I heard the news of Bronagh Wilson’s death last Wednesday with great sadness.
In September 2009, at the age of 22, she was diagnosed with an inoperable grade 4 glioblastoma multiforme (GBM) brain tumour – a particularly aggressive and inoperable form of the disease.
Her family and friends launched a fund raising campaign to raise money for additional treatment beyond what she was receiving through the NHS.
I met Bronagh the following year and was asked to speak at an event for her in the Hilton Hotel in April 2010.
Last week Bronagh lost her battle against her illness but her family and friends are left with the memory of a heroic, gutsy young woman who never gave up and who fought her illness every day with fortitude and determination.
I want to extend my deepest condolences to her husband Conor, their two children Conor and Daniel, her parents Gerry and Loretta Wilson and her sister Kristina and brother Conor
along with all of her other family members and friends who worked hard to raise
the money for Bronagh’s additional treatment and were a constant source of
Ar dheis Dé go raibh a h-anam
Following the event in April 2010 I posted a blog about Bronagh.
In memory of a very brave young woman I republish it today.
April 19th 2010
I met Bronagh Wilson and her family last Saturday night (April 17th). She is an ordinary young woman from west Belfast with two small children. But she is also one of the bravest people I have had the honour to meet during my life. Her story is one of great love and compassion.

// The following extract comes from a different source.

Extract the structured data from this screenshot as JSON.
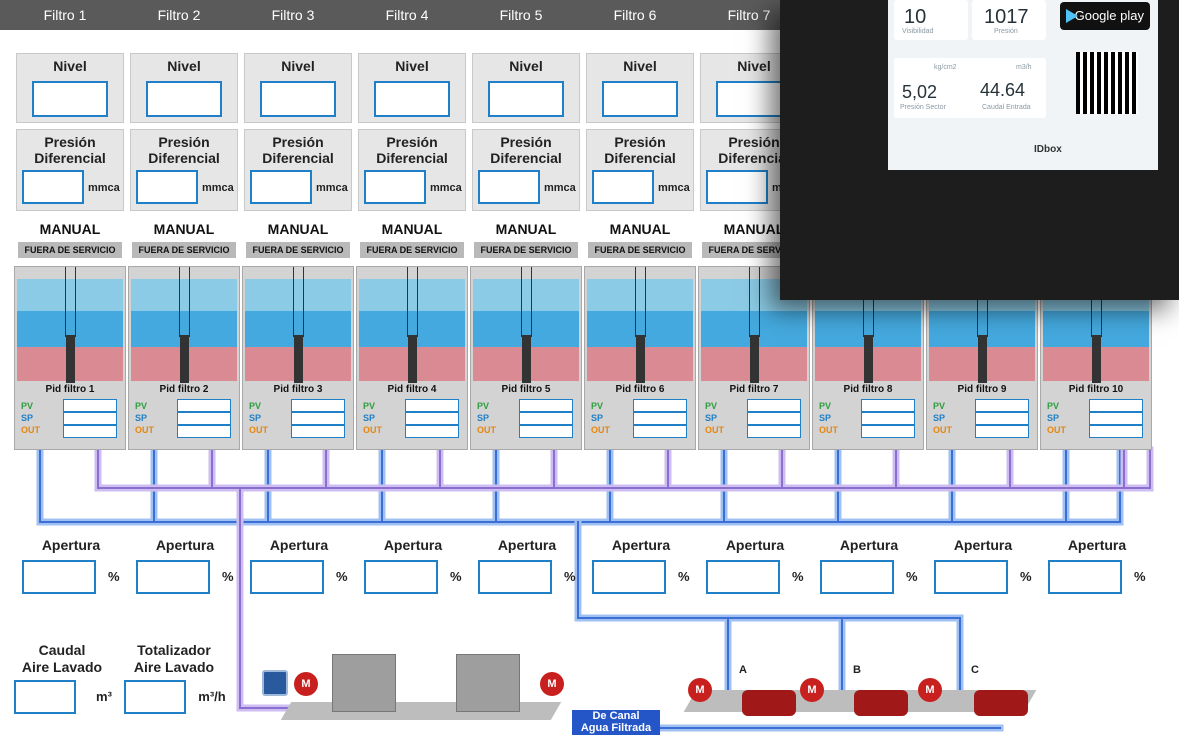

Bronagh was diagnosed with a brain tumour last year. Although she was already presenting with symptoms beforehand
and had sought medical attention ,
the cancerous tumour was only detected in medical check-ups during Bronagh’s 2nd

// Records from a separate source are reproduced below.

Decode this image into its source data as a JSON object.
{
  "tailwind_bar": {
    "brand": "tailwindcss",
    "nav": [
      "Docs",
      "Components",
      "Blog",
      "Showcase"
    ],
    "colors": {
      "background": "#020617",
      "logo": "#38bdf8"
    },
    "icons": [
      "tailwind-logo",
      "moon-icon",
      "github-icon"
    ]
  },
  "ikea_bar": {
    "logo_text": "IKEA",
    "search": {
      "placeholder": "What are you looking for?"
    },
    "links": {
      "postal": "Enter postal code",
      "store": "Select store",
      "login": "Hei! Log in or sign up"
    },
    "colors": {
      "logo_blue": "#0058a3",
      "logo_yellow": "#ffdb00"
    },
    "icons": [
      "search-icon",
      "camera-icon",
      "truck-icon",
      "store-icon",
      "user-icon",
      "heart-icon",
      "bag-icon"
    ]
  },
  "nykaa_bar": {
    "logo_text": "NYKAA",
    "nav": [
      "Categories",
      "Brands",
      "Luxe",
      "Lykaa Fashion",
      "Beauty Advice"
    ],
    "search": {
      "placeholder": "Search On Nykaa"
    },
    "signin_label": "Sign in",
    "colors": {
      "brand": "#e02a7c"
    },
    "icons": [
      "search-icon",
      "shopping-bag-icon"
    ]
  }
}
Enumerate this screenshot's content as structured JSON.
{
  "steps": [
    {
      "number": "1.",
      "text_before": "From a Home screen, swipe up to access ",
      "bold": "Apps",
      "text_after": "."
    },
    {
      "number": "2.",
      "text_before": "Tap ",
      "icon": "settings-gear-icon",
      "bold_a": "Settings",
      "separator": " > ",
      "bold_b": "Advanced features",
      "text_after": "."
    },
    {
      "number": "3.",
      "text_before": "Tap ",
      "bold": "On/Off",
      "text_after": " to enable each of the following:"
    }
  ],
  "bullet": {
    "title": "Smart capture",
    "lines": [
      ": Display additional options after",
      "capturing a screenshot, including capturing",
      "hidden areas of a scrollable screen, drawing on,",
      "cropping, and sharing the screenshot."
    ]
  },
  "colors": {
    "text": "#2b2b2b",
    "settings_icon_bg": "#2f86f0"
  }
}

After her son Daniel was born
Bronagh was diagnosed and was then subject to surgery and post-operative
treatment. Her medical condition is deemed as terminal.
The Bronagh Wilson Trust was set up in September 2009 with the objective of raising funds for private medical treatment when the NHS treatment ends. That treatment stopped a few weeks ago.
So the money raised during the funding campaign will be used to provide her with further private treatment.
On Saturday night the Trust held a packed gala dinner for the Bronagh Wilson Trust in the Hilton Hotel. Bronagh was there with her fiancée Conor, her mother Loretta, her father Gerry and her wide circle of family and friends and supporters.
It was at times an emotional event, particularly when she joined her father on the stage but it was also a moment of celebration of her courage and determination and of the astonishing and successful efforts of the Trust to raise money.
In the seven months since the Trust was established its small core of friends, supported by scores of others, and through the enormous generosity of the people of west Belfast and beyond have surpassed the £50k target that was set last October.
This blog was asked to speak at the event and I was pleased to agree. Recently, President McAleese had been in touch with me about a special dinner she was hosting next weekend in Áras an Uachtaráin. She asked me to nominate some west Belfast people to attend. I nominated Bronagh and her mummy Loretta.
But I only told Bronagh that in my remarks on Saturday night so it was a nice surprise for her and I’m sure President McAleese and her husband Martin will make them very welcome.
This blog knows how difficult it is to fundraise so I took the opportunity to commend all of those who have contributed in any way to what has been an astonishing fundraising effort by the Trust. It has been a truly remarkable achievement.
The dedication and commitment of everyone involved has been outstanding.
The work of the Bronagh Wilson Trust is yet another example of people power rising quickly to a very special challenge.
But Bronagh’s story has also helped raise public consciousness and understanding about Cancer. And this is very important as so many individuals and families struggle each day to deal with the reality of this terrible illness.
In one newspaper account of her experience of cancer and of her treatments Bronagh talked about the physical impact of these and in one interview she remarked that her hair falling out had been the worst thing.
It reminded me of my close friend
Siobhan O Hanlon.
Siobhan had breast cancer. It was very aggressive and she fought it every day.
As part of an effort to raise awareness around breast cancer we organised – no she organised – a conference in the old St. Thomas’s school on the Whiterock Road.
Siobhan spoke at it and she too talked about her experience of doctors and hospitals and chemo and radiotheraphy.
She held nothing back.
But Bronagh’s comment about hair sent me back to my copy of Siobhan’s remarks that day.
She told the conference: “I had no hair, no eyebrows, no eyelashes, one breast, my nails were all broken, I was tired. But I knew I had to get my act together. My hair had started growing but it was very slow. It was also terribly grey.
Three terrible days in relation to your hair are 1. when your hair starts coming out, 2. when you put a wig on for the first time and 3. when you have to take it off again. That was an awful day.
I remember going into the office and this guy was going across the top of the stairs.
He said “Ah, Siobhan”.
“Don’t open your mouth,” I told him. “I have more hair than you”. And I did! “
That was Siobhan. Hugely courageous. And that is Bronagh too – courageous and indomitable and determined
Have a great night Bronagh on Friday evening in Áras an Uachtaráin. ‘